Delany’s Times Square
Author: Mike Miksche
May 16, 2016
“Show World Center is one of the places that may escape the move—so there’ll still be a little color left, a few memories of an older Forty-second Street,” writes Samuel R. Delany in his cult classic, Times Square Red, Times Square Blue, as he laments the loss of the infamous peep shows, sex cinemas, and street hustlers of 42nd Street. The result was a safer, more sanitized New York, void of the grit that made it famous. I was always searching for traces of Delany’s fabled Times Square—a piece of queer history, which I was reluctant to let go. When I learned that this Show World Center still exists on 8th Avenue, just down from 42nd, I visited with hopes of finding remnants of this old world.

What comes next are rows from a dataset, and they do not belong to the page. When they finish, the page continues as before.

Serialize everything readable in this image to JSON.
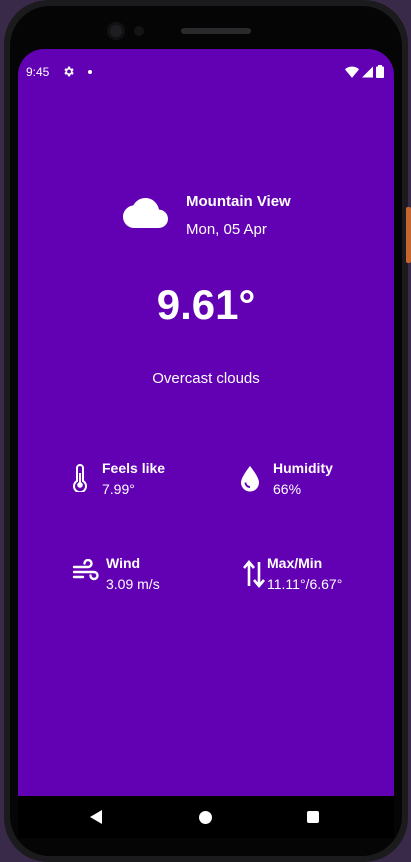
{
  "status_bar": {
    "time": "9:45",
    "icons": [
      "gear-icon",
      "notification-dot-icon",
      "wifi-icon",
      "signal-icon",
      "battery-icon"
    ]
  },
  "weather": {
    "city": "Mountain View",
    "date": "Mon, 05 Apr",
    "temperature": "9.61°",
    "description": "Overcast clouds",
    "condition_icon": "cloud-icon"
  },
  "stats": {
    "feels_like": {
      "label": "Feels like",
      "value": "7.99°",
      "icon": "thermometer-icon"
    },
    "humidity": {
      "label": "Humidity",
      "value": "66%",
      "icon": "water-drop-icon"
    },
    "wind": {
      "label": "Wind",
      "value": "3.09 m/s",
      "icon": "wind-icon"
    },
    "max_min": {
      "label": "Max/Min",
      "value": "11.11°/6.67°",
      "icon": "swap-vertical-icon"
    }
  },
  "nav_bar": {
    "buttons": [
      "back-icon",
      "home-icon",
      "recents-icon"
    ]
  },
  "colors": {
    "background": "#6200b3",
    "text": "#ffffff"
  }
}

I ventured down 42nd Street to 8th, past the herds of families sedated by the neon lights. Some seemed paralyzed even, making it difficult to pass as they gazed at this glowing mirage through the zoom finders on their phones. I looked up, at the cluttered billboards stacked upon billboards, while brand names hypnotically flashed in our collective subconscious: Chase, Champs, Samsung, Sephora, McDonald’s, and Coca Cola. Times Square had been reinvented from Delany’s days into nothing but a capital-infused carnival to inspire us to work hard and buy harder.

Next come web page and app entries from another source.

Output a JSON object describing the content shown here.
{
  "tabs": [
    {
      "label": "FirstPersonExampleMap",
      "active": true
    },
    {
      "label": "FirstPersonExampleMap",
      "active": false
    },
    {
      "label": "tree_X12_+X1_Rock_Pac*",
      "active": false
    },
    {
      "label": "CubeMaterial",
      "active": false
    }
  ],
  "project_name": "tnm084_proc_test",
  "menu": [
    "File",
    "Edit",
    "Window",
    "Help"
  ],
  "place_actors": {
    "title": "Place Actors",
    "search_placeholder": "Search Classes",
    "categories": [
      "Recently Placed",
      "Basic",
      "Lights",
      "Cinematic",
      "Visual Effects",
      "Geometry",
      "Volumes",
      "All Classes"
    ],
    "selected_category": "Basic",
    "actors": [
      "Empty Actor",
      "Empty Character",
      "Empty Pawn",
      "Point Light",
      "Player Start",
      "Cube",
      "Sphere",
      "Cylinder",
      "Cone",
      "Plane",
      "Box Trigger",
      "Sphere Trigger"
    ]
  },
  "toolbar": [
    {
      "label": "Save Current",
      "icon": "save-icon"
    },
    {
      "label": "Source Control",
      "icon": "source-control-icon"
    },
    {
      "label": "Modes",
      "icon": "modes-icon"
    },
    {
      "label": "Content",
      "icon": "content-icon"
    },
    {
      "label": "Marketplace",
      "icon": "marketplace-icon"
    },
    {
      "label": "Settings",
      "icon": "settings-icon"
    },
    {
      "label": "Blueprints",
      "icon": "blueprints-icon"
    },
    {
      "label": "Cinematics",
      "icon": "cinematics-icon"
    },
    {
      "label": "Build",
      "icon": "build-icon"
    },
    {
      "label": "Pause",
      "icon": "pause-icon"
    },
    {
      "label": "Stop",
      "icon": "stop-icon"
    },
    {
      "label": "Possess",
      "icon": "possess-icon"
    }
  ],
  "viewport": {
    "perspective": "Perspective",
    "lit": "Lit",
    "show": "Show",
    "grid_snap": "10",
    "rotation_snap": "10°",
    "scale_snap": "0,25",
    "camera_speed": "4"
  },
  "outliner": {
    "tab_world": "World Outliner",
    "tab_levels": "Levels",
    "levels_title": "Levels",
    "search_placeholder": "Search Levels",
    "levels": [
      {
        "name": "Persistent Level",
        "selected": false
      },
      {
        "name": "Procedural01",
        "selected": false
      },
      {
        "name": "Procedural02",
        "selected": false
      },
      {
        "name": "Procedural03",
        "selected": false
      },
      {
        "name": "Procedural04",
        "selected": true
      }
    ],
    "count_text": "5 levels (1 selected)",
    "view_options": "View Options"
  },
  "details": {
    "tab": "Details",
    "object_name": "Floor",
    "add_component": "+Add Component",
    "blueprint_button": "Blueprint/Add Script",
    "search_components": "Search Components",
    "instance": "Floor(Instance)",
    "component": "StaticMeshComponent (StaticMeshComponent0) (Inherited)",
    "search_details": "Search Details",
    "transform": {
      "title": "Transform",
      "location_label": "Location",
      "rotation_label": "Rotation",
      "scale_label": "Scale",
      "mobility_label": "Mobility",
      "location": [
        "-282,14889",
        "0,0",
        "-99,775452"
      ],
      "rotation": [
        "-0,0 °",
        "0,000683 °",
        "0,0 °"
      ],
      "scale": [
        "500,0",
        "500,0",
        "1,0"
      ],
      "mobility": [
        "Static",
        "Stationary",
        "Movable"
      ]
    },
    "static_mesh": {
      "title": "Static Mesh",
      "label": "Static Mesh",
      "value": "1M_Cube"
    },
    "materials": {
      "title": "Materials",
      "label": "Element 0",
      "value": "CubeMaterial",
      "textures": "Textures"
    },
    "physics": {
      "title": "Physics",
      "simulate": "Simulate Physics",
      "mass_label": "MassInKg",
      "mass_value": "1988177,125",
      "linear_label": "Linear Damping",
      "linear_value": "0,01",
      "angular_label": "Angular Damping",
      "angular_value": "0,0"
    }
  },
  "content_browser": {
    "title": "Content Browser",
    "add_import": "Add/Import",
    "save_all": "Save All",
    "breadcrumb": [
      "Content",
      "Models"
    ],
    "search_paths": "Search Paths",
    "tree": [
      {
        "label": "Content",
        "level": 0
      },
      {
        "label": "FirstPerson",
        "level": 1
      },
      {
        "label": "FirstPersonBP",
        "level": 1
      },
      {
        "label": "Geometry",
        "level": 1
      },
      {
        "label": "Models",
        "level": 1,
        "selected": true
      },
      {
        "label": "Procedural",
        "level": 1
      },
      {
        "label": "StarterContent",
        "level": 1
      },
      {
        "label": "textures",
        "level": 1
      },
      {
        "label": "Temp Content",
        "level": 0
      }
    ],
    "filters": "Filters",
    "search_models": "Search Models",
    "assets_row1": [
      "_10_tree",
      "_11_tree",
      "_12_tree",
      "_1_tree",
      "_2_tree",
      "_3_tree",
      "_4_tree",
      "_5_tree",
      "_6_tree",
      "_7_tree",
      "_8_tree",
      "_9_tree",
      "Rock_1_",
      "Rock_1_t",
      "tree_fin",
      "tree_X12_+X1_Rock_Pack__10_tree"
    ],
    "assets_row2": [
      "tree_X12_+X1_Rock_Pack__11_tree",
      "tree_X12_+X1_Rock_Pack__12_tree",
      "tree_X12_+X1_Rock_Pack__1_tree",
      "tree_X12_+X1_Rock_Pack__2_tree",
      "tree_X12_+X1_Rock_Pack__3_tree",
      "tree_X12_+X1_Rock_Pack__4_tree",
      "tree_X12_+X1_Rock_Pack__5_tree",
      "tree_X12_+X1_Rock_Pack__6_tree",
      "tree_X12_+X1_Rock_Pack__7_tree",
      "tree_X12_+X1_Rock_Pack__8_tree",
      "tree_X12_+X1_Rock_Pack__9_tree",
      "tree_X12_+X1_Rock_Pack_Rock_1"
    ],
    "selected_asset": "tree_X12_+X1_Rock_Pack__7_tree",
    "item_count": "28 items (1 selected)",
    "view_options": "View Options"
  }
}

It was hard to imagine that this tourist trap was home to adult theatres, parlors and peepshows back in the day. In 1977 there were 96 of these venues in Times Square alone, which was reduced to 35 by 1987. All that’s left today is Show World Center, a peep show and handful of porn shops. “The Forty-second Street Development Project wants families to spend their money here. So the visible signs of sex have got to go,” Delany writes. The fear of HIV / AIDS had been used to validate such ambitions. In 1985, sexual acts in public became prohibited by law, even with condoms, and by 1995 the city gave the sex cinemas in the area a year to vacate so that renovations could be made for their master plan. New York would never be the same.

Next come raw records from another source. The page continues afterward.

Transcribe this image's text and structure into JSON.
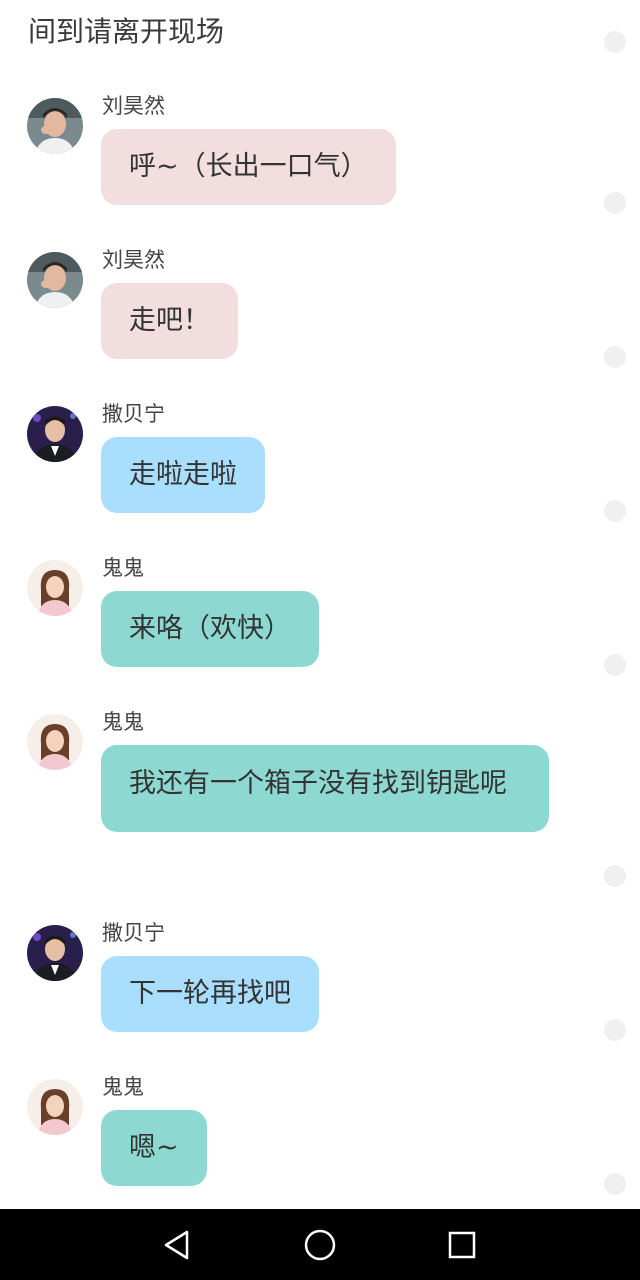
{
  "header": {
    "text": "间到请离开现场"
  },
  "messages": [
    {
      "sender": "刘昊然",
      "text": "呼~（长出一口气）",
      "color": "#f2dede",
      "avatar": "avatar-liu-haoran"
    },
    {
      "sender": "刘昊然",
      "text": "走吧！",
      "color": "#f2dede",
      "avatar": "avatar-liu-haoran"
    },
    {
      "sender": "撒贝宁",
      "text": "走啦走啦",
      "color": "#aadeff",
      "avatar": "avatar-sa-beining"
    },
    {
      "sender": "鬼鬼",
      "text": "来咯（欢快）",
      "color": "#8dd9d1",
      "avatar": "avatar-guigui"
    },
    {
      "sender": "鬼鬼",
      "text": "我还有一个箱子没有找到钥匙呢",
      "color": "#8dd9d1",
      "avatar": "avatar-guigui"
    },
    {
      "sender": "撒贝宁",
      "text": "下一轮再找吧",
      "color": "#aadeff",
      "avatar": "avatar-sa-beining"
    },
    {
      "sender": "鬼鬼",
      "text": "嗯~",
      "color": "#8dd9d1",
      "avatar": "avatar-guigui"
    }
  ],
  "navbar": {
    "back_icon": "back-triangle-icon",
    "home_icon": "home-circle-icon",
    "recents_icon": "recents-square-icon"
  }
}
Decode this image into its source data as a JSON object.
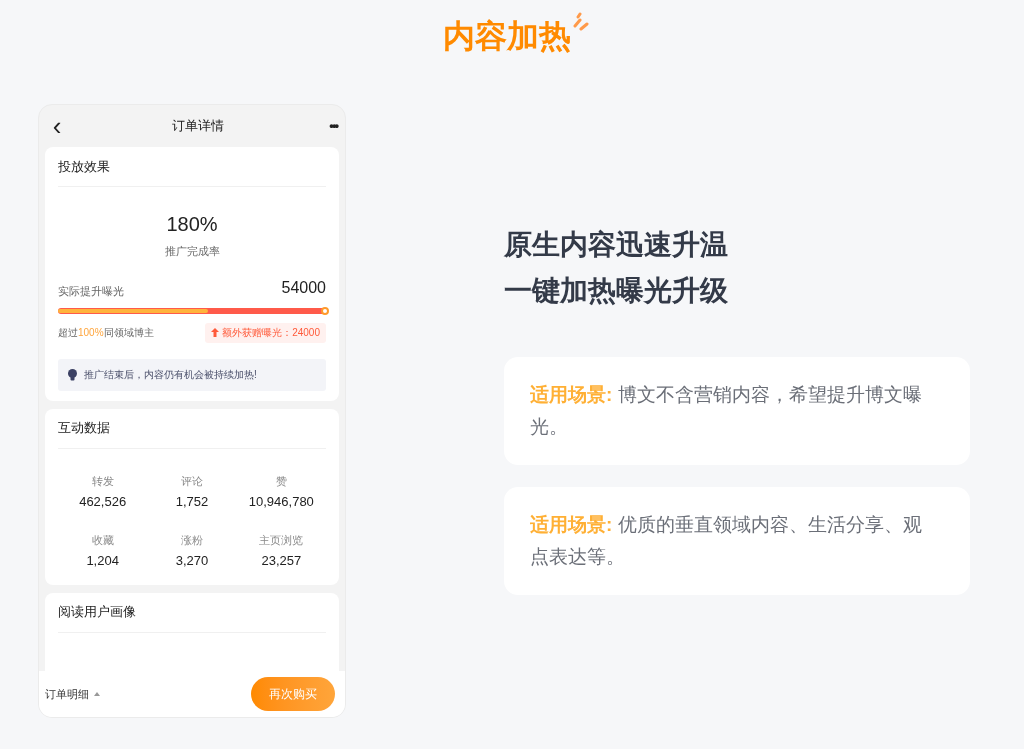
{
  "page_title": "内容加热",
  "phone": {
    "nav": {
      "back": "‹",
      "title": "订单详情",
      "more": "•••"
    },
    "effect": {
      "title": "投放效果",
      "rate": "180%",
      "rate_label": "推广完成率",
      "exposure_label": "实际提升曝光",
      "exposure_value": "54000",
      "level": 0.56,
      "beat_prefix": "超过",
      "beat_highlight": "100%",
      "beat_suffix": "同领域博主",
      "bonus": "额外获赠曝光：24000",
      "tip": "推广结束后，内容仍有机会被持续加热!"
    },
    "interaction": {
      "title": "互动数据",
      "stats": [
        {
          "label": "转发",
          "value": "462,526"
        },
        {
          "label": "评论",
          "value": "1,752"
        },
        {
          "label": "赞",
          "value": "10,946,780"
        },
        {
          "label": "收藏",
          "value": "1,204"
        },
        {
          "label": "涨粉",
          "value": "3,270"
        },
        {
          "label": "主页浏览",
          "value": "23,257"
        }
      ]
    },
    "portrait": {
      "title": "阅读用户画像"
    },
    "footer": {
      "detail": "订单明细",
      "buy": "再次购买"
    }
  },
  "headline": [
    "原生内容迅速升温",
    "一键加热曝光升级"
  ],
  "scenarios": [
    {
      "label": "适用场景:",
      "text": "博文不含营销内容，希望提升博文曝光。"
    },
    {
      "label": "适用场景:",
      "text": "优质的垂直领域内容、生活分享、观点表达等。"
    }
  ]
}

There were two cop cars parked outside of Show World Center as I approached, which made me wary. An online review claimed that this place had become but a breeding ground for drugs and prostitution, so I was somewhat apprehensive. The place turned out to be nothing but a dumpy porn shop with stark florescent lights that accentuated its decrepit state. The man behind a counter was talking to another guy in sunglasses but they both stopped and stared at me. “Do I need tokens or something?” I asked. The man shook his head and without saying a word motioned for me to enter into the side hall.
The hall was dimly lit with a series of booths and screens inside all the way down. Although some doors were closed, it felt lonely back there, like I was the only person in the place. Suddenly out of one of the booths came someone who I thought to be the cleaner, since he had a blue towel in his hand. When he placed the towel over his mouth and huffed, I realized that he wasn’t the cleaner—he was just high. As I walked away, he started following me through the halls, cruising I suppose, and almost fell into me at one point. I eventually lost him.
At the end of the hall was a staircase that was chained off. An Arab kid in his twenties was hanging out with a strange looking fellow with wild, frizzy hair and sunglasses. “What’s downstairs?” I asked the kid.
“Believe me, you don’t want to go down there,” he said with a chuckle. His friend stared at me through the tint of his glasses, to which I responded with a nervous laugh.
I looped back through the halls and found another staircase but it wasn’t chained off or guarded. Without hesitation I descended into the basement, slowly. My heart was pounding, step-by-step. Funny thing was, the stairs just led to a closed off room with shelves and shelves of old crossword puzzle books, along with some out-of-date TV Guides. I laughed—how silly.
I had desperately hoped that there was an ounce of color left from Delany’s Times Square but it’d all faded away. Show World Center was but a ruin that lacked the spirit and sensuality that made that era so unique in my mind. I left and walked back across 42nd. I joined the herd and allowed myself to be sedated by the safer and more sanitized New York City.